*** Opening of LISTED RECORDS ***

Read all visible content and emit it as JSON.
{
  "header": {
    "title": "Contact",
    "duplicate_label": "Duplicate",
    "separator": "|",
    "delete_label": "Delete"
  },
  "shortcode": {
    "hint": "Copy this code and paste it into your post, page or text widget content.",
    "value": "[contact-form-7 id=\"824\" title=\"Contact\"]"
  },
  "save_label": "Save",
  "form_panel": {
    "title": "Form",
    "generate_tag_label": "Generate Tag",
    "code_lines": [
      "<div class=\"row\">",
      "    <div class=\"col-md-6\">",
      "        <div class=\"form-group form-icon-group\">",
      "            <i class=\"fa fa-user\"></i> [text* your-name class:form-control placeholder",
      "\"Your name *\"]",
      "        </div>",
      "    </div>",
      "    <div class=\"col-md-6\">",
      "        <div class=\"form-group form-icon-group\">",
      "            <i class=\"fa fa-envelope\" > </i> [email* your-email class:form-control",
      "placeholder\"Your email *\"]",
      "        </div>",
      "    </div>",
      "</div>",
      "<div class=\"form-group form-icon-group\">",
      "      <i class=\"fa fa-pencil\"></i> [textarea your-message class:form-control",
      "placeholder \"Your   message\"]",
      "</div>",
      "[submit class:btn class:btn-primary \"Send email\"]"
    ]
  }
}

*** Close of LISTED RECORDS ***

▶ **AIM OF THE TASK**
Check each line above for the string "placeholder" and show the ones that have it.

▶ **RESPONSE TO THIS EXERCISE**
      "            <i class=\"fa fa-user\"></i> [text* your-name class:form-control placeholder",
      "placeholder\"Your email *\"]",
      "placeholder \"Your   message\"]",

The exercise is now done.